King came to Memphis in March of 1968 to support 1300 African-American sanitation workers that were on strike for a living wage, the right to form a union, and dignity in the workplace. Historian Michael Honey explains in his new book To the Promised Land: Martin Luther King and the Fight for Economic Justice that the sanitation strike marked the beginning of a nationwide Poor People’s campaign launched by Dr. King and the Southern Christian Leadership Conference (SCLC) to address the root causes of poverty and inequality.
Dumped On: Republic Service's Union-Busting Tactics Didn't Work
By Martin J. Bennett
North Bay Bohemian
May 23-29, 2018
On April 18th workers at the county landfill and transfer stations voted to affiliate with Teamsters Local 665 in an election certified by the National Labor Relations Board.
The landfill is operated by Republic Services, the second largest company in the waste management industry with 190 landfills in forty states. The union victory is important for the workers and the entire community.
When the landfills were contracted out in 2013, Republic cut wages by $3 an hour and workers lost their pension benefits.
Protesters Show Support for Undocumented Immigrants in Santa Rosa March
By Martin Espinoza
The Press Democrat
March 6, 2018

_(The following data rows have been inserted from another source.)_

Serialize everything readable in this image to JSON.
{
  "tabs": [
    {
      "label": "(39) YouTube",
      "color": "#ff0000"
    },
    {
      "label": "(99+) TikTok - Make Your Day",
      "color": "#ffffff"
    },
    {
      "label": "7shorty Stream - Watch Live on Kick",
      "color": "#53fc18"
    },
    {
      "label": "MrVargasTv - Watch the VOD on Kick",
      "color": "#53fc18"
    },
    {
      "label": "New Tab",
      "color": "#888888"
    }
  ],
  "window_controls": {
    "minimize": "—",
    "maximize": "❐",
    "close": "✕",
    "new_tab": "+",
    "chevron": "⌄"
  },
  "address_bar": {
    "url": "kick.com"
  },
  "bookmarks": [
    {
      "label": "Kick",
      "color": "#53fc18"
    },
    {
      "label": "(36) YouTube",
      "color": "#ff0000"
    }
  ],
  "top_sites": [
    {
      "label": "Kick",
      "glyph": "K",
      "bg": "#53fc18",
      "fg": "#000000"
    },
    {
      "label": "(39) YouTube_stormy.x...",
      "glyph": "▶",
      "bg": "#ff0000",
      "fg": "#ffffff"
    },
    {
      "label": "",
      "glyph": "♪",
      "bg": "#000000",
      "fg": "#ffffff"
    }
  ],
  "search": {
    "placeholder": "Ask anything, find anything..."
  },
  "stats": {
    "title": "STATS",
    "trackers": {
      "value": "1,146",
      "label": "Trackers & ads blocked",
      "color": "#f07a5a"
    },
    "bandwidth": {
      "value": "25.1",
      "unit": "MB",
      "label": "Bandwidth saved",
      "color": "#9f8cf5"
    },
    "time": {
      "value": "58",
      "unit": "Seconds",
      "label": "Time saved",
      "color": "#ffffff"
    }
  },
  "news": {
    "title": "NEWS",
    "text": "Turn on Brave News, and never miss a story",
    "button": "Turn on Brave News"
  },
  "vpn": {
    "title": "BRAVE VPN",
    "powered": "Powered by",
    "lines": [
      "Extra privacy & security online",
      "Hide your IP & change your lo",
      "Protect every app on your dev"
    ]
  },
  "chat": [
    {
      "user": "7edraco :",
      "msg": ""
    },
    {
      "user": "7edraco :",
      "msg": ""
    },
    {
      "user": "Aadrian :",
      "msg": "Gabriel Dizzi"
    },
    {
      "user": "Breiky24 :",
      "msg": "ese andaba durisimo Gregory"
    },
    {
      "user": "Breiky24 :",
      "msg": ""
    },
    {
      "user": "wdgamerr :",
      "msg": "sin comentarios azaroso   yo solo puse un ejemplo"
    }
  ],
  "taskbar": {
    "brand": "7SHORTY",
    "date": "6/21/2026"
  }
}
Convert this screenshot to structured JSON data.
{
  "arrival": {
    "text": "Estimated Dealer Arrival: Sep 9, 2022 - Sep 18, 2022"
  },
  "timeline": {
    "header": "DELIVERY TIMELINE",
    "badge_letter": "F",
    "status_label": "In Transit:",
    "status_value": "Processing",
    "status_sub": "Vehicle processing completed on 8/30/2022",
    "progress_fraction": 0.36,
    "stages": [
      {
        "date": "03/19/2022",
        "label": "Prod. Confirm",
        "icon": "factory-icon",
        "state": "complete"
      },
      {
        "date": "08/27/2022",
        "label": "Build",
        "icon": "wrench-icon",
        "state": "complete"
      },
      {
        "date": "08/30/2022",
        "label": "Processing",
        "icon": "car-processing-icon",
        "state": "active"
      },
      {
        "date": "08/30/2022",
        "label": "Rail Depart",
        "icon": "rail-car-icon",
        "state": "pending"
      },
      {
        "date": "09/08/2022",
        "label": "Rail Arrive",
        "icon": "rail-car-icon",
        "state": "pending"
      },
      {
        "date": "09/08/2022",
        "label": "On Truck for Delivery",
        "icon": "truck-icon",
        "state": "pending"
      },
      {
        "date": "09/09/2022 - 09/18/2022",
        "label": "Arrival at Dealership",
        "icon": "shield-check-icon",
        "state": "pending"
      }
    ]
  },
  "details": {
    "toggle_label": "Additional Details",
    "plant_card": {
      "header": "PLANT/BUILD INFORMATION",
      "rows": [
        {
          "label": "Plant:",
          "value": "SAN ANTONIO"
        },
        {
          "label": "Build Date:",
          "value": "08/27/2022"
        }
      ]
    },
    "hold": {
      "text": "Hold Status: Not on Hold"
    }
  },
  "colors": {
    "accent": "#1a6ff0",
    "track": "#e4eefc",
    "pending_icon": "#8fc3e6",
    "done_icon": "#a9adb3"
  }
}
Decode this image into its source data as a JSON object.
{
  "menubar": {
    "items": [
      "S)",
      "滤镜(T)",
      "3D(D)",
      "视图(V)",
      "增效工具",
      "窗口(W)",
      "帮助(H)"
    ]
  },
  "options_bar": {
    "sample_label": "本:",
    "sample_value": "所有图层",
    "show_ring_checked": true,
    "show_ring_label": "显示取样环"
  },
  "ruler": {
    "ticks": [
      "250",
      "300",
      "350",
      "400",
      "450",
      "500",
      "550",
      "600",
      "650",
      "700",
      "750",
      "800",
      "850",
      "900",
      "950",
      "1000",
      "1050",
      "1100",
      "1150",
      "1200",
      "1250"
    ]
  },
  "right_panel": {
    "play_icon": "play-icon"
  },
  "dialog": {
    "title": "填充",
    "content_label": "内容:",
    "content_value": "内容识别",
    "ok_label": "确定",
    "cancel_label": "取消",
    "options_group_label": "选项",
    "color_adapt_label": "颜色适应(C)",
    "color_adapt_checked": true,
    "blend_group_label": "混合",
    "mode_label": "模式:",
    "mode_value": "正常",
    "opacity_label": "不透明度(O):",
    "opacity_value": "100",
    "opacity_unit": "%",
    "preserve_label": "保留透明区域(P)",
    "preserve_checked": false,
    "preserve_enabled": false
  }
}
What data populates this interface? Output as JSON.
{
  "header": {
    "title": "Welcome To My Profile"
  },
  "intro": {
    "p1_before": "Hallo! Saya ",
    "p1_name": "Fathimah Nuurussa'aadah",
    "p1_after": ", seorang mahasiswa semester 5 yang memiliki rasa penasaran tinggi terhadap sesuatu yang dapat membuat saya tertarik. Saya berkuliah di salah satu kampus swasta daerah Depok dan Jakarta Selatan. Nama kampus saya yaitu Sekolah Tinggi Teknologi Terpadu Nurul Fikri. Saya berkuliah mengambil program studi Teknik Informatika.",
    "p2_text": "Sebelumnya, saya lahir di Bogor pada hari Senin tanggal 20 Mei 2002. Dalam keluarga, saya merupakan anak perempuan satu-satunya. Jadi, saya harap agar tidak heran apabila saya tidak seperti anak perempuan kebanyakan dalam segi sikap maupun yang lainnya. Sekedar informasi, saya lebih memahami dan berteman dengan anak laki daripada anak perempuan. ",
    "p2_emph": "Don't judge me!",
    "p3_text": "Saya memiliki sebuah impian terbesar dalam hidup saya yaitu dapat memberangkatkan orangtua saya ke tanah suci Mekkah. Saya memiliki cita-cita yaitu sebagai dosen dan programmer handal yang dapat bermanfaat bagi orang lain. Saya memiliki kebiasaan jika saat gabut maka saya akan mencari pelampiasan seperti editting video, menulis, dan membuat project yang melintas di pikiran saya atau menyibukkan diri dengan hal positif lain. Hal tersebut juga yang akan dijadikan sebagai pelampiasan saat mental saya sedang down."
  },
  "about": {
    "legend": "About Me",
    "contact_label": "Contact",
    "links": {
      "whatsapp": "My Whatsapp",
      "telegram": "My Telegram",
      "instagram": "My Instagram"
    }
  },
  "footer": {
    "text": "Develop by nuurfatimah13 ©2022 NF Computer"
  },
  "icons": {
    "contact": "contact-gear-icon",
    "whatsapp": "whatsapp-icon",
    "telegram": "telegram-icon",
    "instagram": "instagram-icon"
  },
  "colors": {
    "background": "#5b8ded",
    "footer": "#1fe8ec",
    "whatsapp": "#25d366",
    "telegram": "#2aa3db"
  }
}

More than 1,500 immigrants and their supporters marched through downtown Santa Rosa on Monday as part of a national campaign calling on President Donald Trump and Congress to bring permanent relief to undocumented immigrants.
The march, which started at Santa Rosa Junior College, was held on the day the president had hoped to end Deferred Action for Childhood Arrivals, or DACA — an executive order under former President Barack Obama that granted temporary relief from deportation to those illegally brought to the United States as children.
Also check out this great video news clip from Univision: https://www.univision.com/san-francisco/kdtv/dreamers-protestan-en-las-calles-de-santa-rosa-video
And don't forget to check out our Facebook page for more great photos and video clips from the march!